14 May Episode 31 – An Abrupt Egress from the ’60s: Van Der Graaf Generator
Crawling out of Manchester to work strange machinations on the English psych-pop era of the late 1960s, Peter Hammill and Van Der Graaf Generator’s sonic architecture was a mirror to that decade’s creative promise and a murder of its utopian ideals. They documented their deeds throughout eight albums between 1969 and 1977, revving up the electrostatic contraption again in the 2000s when the world might have finally been ready for them. When we wear the Keep Prog Weird slogan on our backs, it is the spirit of Van Der Graaf Generator we honor and praise.
Note I: Chris Judge Smith wasn’t mentioned in this episode, but should have been. He founded Van Der Graaf Generator with Peter Hammill in 1967, but left in 1968 after the recording of the band’s first single, “People You Were Going To” / “Firebrand”. He’s been recording as a solo artist since then, and as of 1994 has been simply known as Judge Smith.

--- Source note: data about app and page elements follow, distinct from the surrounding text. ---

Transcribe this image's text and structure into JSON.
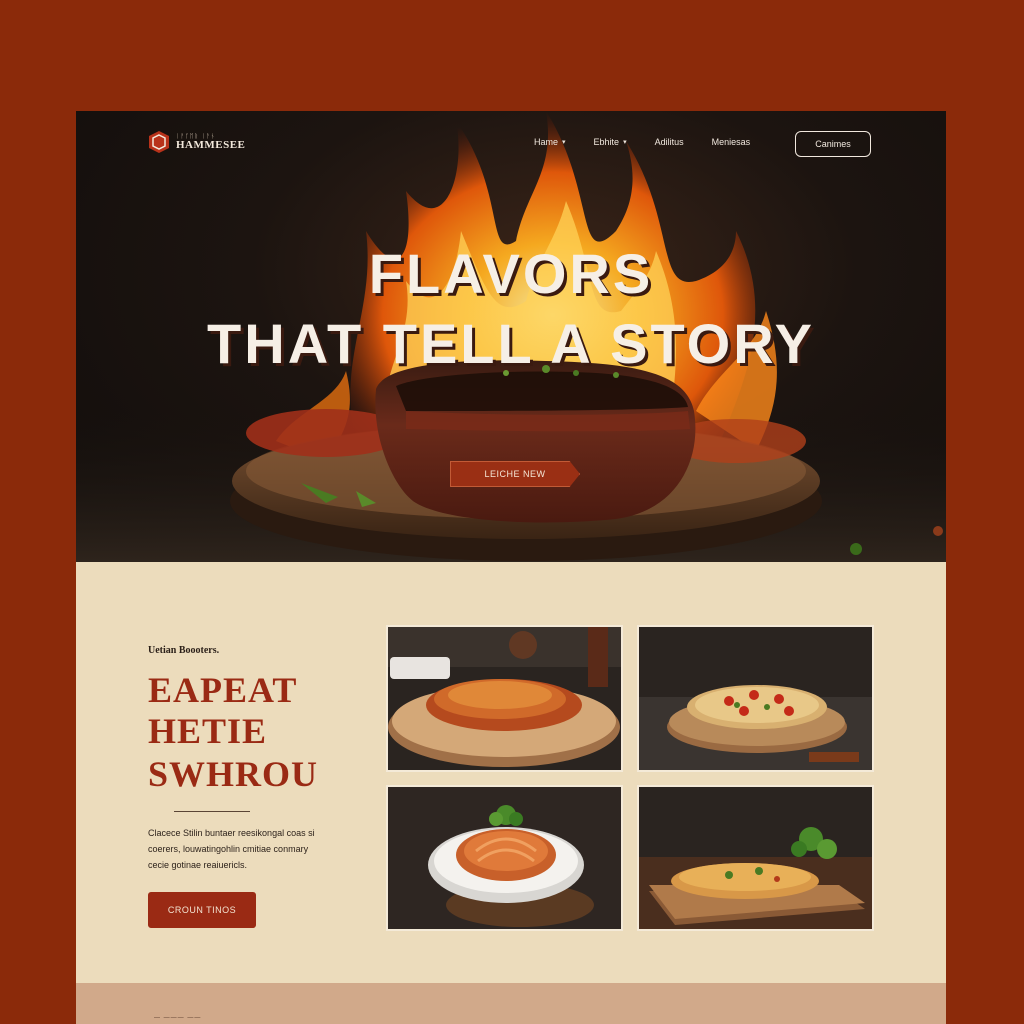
{
  "brand": {
    "tagline": "ᛁᚨᚴᛖᚱ ᛁᚨᚾ",
    "name": "HAMMESEE"
  },
  "nav": {
    "items": [
      {
        "label": "Hame",
        "has_dropdown": true
      },
      {
        "label": "Ebhite",
        "has_dropdown": true
      },
      {
        "label": "Adilitus",
        "has_dropdown": false
      },
      {
        "label": "Meniesas",
        "has_dropdown": false
      }
    ],
    "cta": "Canimes"
  },
  "hero": {
    "title_line1": "FLAVORS",
    "title_line2": "THAT TELL A STORY",
    "button": "LEICHE NEW"
  },
  "feature": {
    "eyebrow": "Uetian Boooters.",
    "headline": [
      "EAPEAT",
      "HETIE",
      "SWHROU"
    ],
    "body": [
      "Clacece Stilin buntaer reesikongal coas si",
      "coerers, louwatingohlin cmitiae conmary",
      "cecie gotinae reaiuericls."
    ],
    "button": "CROUN TINOS"
  },
  "gallery": [
    {
      "dish": "pasta-bowl"
    },
    {
      "dish": "pizza"
    },
    {
      "dish": "spaghetti"
    },
    {
      "dish": "flatbread"
    }
  ],
  "footer": {
    "text": "— ——— ——"
  },
  "colors": {
    "accent": "#9a2a14",
    "background": "#8b2a0a",
    "panel": "#ecdcbc"
  }
}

Note II: www.lotfp.com for all of your weird horror and fantasy role-playing needs!
Music cited, in order of appearance:
“A Place to Survive” (World Record, 1976)

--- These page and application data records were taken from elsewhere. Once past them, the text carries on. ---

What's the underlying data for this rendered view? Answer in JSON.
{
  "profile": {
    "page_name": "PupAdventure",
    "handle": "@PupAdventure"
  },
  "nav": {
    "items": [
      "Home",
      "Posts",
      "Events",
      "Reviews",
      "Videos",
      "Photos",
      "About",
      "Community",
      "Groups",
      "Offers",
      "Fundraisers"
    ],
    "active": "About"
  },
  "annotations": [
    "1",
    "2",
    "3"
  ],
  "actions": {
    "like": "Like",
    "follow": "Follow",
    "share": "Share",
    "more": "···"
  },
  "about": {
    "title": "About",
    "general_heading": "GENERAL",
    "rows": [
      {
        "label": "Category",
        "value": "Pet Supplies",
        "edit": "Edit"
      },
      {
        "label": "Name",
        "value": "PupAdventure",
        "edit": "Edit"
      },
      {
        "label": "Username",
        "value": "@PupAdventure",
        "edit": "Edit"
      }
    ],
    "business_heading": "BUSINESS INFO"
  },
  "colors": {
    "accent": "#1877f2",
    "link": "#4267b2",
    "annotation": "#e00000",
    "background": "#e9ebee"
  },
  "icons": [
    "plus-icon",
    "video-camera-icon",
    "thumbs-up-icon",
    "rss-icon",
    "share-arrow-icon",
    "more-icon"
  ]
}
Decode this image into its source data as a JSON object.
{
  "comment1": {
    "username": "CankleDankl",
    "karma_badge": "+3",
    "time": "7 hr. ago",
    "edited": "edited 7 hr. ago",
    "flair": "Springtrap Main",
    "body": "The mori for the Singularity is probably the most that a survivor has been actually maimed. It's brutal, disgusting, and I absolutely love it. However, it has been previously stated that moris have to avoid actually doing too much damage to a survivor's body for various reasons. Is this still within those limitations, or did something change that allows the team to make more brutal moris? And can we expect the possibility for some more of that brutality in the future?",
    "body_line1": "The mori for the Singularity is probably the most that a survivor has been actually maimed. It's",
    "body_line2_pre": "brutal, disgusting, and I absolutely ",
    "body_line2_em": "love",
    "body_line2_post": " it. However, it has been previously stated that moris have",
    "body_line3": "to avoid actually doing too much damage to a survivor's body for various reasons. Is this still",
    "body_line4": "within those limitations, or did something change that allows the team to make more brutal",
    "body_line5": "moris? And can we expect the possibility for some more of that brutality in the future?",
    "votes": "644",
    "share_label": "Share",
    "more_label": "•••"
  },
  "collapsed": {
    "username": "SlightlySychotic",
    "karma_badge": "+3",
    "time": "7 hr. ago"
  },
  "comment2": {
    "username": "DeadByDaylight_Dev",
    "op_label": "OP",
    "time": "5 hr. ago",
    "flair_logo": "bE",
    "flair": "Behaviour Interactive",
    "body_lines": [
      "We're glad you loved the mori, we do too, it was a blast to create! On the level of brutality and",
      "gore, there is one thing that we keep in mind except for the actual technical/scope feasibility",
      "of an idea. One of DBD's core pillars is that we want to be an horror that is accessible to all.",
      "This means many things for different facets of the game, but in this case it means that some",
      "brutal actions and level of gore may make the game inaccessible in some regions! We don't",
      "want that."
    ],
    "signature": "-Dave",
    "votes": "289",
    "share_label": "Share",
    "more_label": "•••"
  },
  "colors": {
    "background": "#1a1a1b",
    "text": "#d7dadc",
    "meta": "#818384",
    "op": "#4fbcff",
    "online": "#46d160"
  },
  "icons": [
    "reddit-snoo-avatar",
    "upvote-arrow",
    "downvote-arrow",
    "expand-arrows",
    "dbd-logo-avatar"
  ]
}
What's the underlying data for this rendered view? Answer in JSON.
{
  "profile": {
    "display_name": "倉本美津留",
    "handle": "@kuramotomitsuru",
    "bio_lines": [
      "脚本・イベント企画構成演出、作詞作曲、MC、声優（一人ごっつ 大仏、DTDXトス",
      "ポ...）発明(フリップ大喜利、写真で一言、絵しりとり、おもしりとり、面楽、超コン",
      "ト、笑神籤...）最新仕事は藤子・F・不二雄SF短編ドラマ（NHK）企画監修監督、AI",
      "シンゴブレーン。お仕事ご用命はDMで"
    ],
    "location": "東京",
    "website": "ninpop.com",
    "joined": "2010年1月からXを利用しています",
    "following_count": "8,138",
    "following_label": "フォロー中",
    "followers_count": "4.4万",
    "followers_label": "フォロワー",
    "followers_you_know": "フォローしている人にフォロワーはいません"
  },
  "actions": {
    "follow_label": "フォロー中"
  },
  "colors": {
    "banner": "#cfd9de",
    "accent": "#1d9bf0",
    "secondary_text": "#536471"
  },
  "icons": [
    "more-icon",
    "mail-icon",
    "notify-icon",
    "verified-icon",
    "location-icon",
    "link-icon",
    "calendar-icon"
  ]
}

“Pilgrims” (Still Life, 1976)
“The Emperor in His War Room” ” (H to He Who Am the Only One, 1970)
“After the Flood” (The Least We Can Do is Wave to Each Other, 1970)
“White Hammer” (two moments) (The Least We Can Do is Wave to Each Other, 1970)
“Octopus” (The Aerosol Grey Machine, 1969)
“Killer” (H to He Who Am the Only One, 1970)
“A Plague of Lighthouse Keepers” (two moments) (Pawn Hearts, 1971)
“Scorched Earth” (Godbluff, 1975)
“The Sleepwalkers” (Godbluff, 1975)
“Cat’s Eye / Yellow Fever (Running)” (The Quiet Zone/The Pleasure Dome, 1977)
“Man Erg” (Pawn Hearts, 1971)
“Interference Patterns” (Trisector, 2008)
Episode 32 preview: Thought Industry, “Third Eye” (Songs for Insects, 1992)
Radical Research is a conversation about the inner- and outer-reaches of rock and metal music. This podcast is conceived and conducted by Jeff Wagner and Hunter Ginn. Though we consume music in a variety of ways, we give particular privilege to the immersive, full-album listening experience. Likewise, we believe that tangible music formats help provide the richest, most rewarding immersions and that music, artwork, and song titles cooperate to produce a singular effect on the listener. Great music is worth more than we ever pay for it.
This is Radical Research Podcast episode 31